TASK INPUT:
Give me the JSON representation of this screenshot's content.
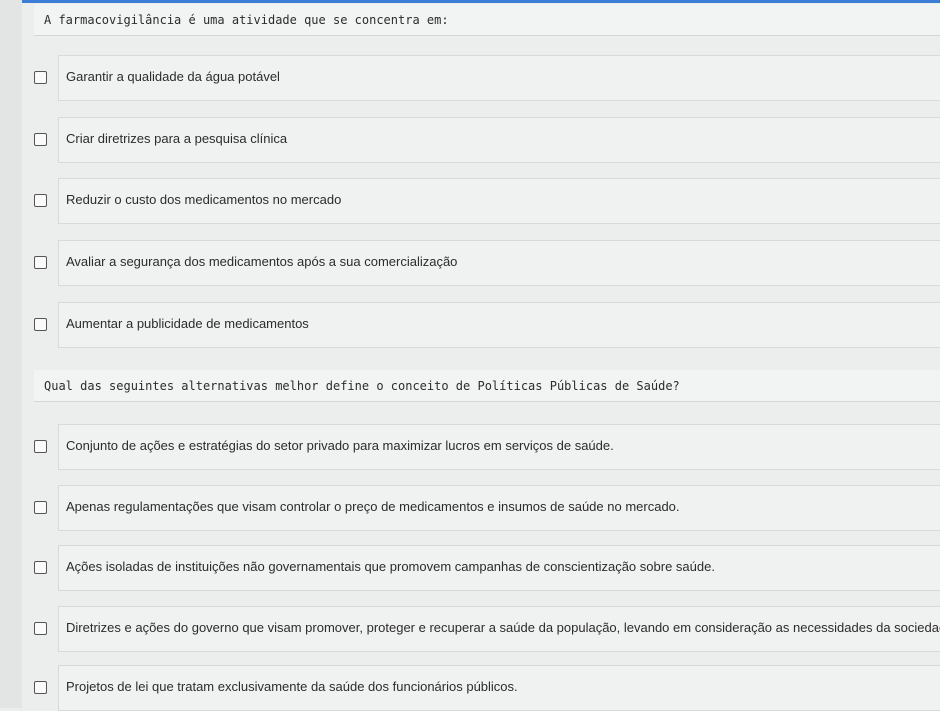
{
  "questions": [
    {
      "text": "A farmacovigilância é uma atividade que se concentra em:",
      "options": [
        "Garantir a qualidade da água potável",
        "Criar diretrizes para a pesquisa clínica",
        "Reduzir o custo dos medicamentos no mercado",
        "Avaliar a segurança dos medicamentos após a sua comercialização",
        "Aumentar a publicidade de medicamentos"
      ]
    },
    {
      "text": "Qual das seguintes alternativas melhor define o conceito de Políticas Públicas de Saúde?",
      "options": [
        "Conjunto de ações e estratégias do setor privado para maximizar lucros em serviços de saúde.",
        "Apenas regulamentações que visam controlar o preço de medicamentos e insumos de saúde no mercado.",
        "Ações isoladas de instituições não governamentais que promovem campanhas de conscientização sobre saúde.",
        "Diretrizes e ações do governo que visam promover, proteger e recuperar a saúde da população, levando em consideração as necessidades da sociedade.",
        "Projetos de lei que tratam exclusivamente da saúde dos funcionários públicos."
      ]
    }
  ],
  "colors": {
    "accent": "#3c7ed6",
    "background": "#eceeee"
  }
}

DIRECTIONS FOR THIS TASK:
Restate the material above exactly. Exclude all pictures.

YOUR RESPONSE:
Give me the JSON representation of this screenshot's content.
{
  "questions": [
    {
      "text": "A farmacovigilância é uma atividade que se concentra em:",
      "options": [
        "Garantir a qualidade da água potável",
        "Criar diretrizes para a pesquisa clínica",
        "Reduzir o custo dos medicamentos no mercado",
        "Avaliar a segurança dos medicamentos após a sua comercialização",
        "Aumentar a publicidade de medicamentos"
      ]
    },
    {
      "text": "Qual das seguintes alternativas melhor define o conceito de Políticas Públicas de Saúde?",
      "options": [
        "Conjunto de ações e estratégias do setor privado para maximizar lucros em serviços de saúde.",
        "Apenas regulamentações que visam controlar o preço de medicamentos e insumos de saúde no mercado.",
        "Ações isoladas de instituições não governamentais que promovem campanhas de conscientização sobre saúde.",
        "Diretrizes e ações do governo que visam promover, proteger e recuperar a saúde da população, levando em consideração as necessidades da sociedade.",
        "Projetos de lei que tratam exclusivamente da saúde dos funcionários públicos."
      ]
    }
  ],
  "colors": {
    "accent": "#3c7ed6",
    "background": "#eceeee"
  }
}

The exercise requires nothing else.